───── Material shown ─────
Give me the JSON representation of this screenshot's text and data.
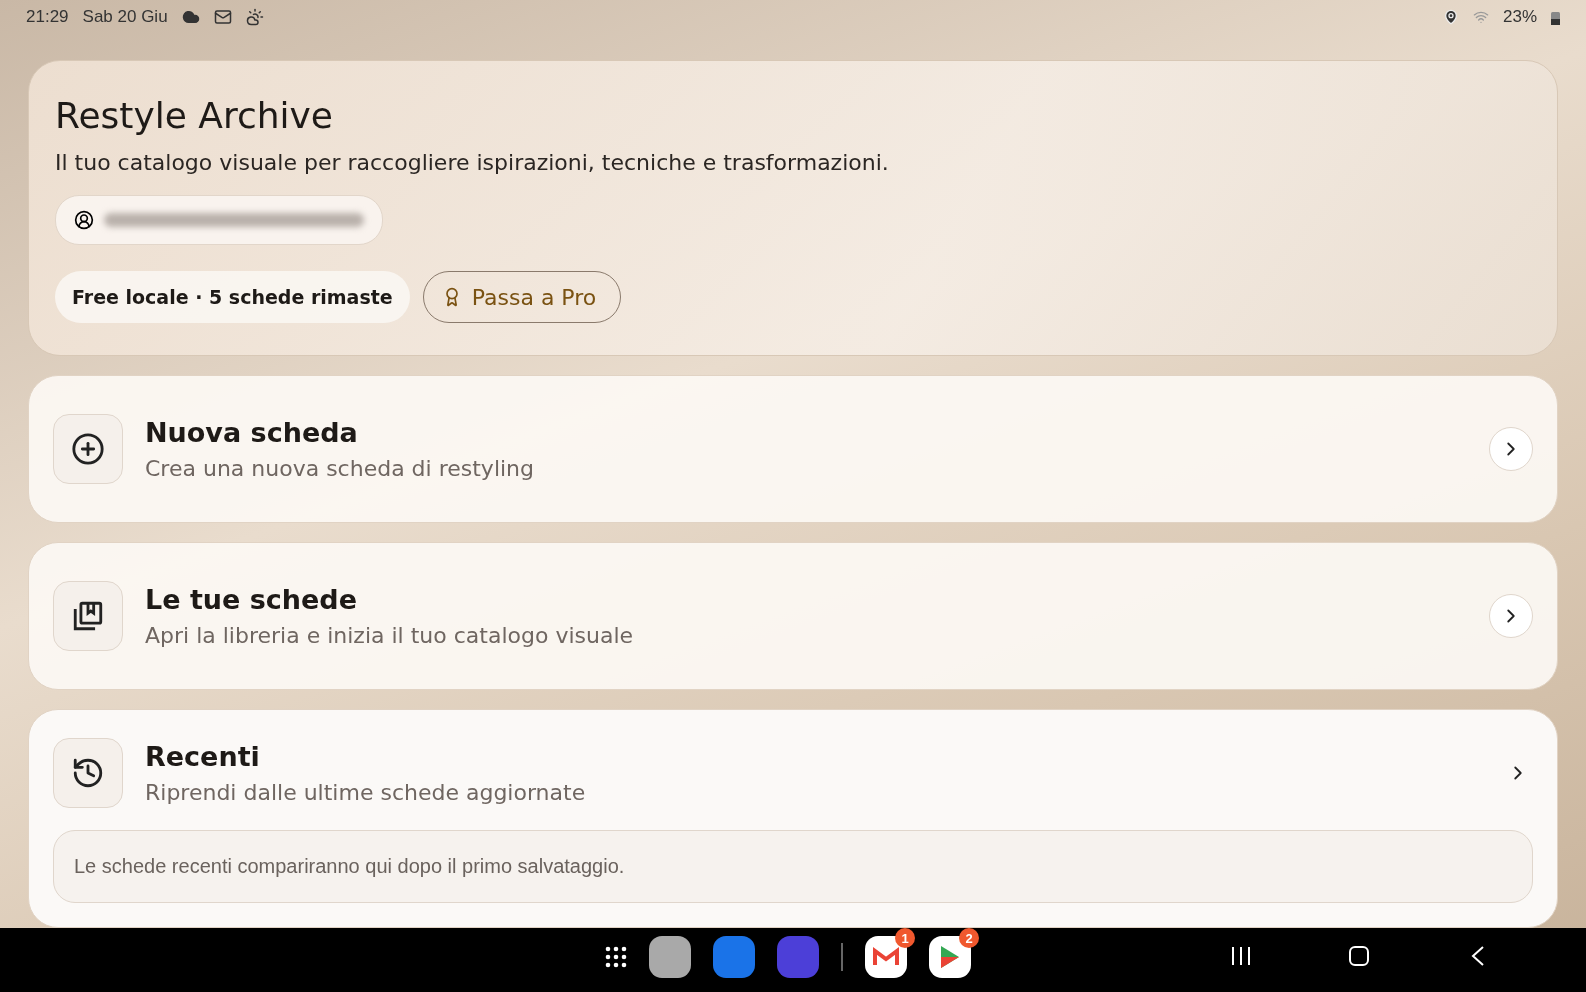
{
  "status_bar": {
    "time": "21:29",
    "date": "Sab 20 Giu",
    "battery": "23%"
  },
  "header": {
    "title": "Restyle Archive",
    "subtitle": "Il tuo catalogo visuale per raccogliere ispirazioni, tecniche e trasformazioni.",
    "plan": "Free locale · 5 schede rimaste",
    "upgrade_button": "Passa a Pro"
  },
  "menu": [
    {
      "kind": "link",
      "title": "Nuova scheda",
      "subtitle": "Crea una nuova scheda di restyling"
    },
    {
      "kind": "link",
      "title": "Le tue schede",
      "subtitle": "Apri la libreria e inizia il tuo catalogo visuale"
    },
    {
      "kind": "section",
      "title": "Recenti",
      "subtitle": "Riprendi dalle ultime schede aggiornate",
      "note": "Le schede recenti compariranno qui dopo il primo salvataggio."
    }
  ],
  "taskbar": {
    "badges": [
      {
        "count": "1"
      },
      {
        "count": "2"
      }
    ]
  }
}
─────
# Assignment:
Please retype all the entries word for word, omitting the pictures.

# Answer to this task:
Give me the JSON representation of this screenshot's text and data.
{
  "status_bar": {
    "time": "21:29",
    "date": "Sab 20 Giu",
    "battery": "23%"
  },
  "header": {
    "title": "Restyle Archive",
    "subtitle": "Il tuo catalogo visuale per raccogliere ispirazioni, tecniche e trasformazioni.",
    "plan": "Free locale · 5 schede rimaste",
    "upgrade_button": "Passa a Pro"
  },
  "menu": [
    {
      "kind": "link",
      "title": "Nuova scheda",
      "subtitle": "Crea una nuova scheda di restyling"
    },
    {
      "kind": "link",
      "title": "Le tue schede",
      "subtitle": "Apri la libreria e inizia il tuo catalogo visuale"
    },
    {
      "kind": "section",
      "title": "Recenti",
      "subtitle": "Riprendi dalle ultime schede aggiornate",
      "note": "Le schede recenti compariranno qui dopo il primo salvataggio."
    }
  ],
  "taskbar": {
    "badges": [
      {
        "count": "1"
      },
      {
        "count": "2"
      }
    ]
  }
}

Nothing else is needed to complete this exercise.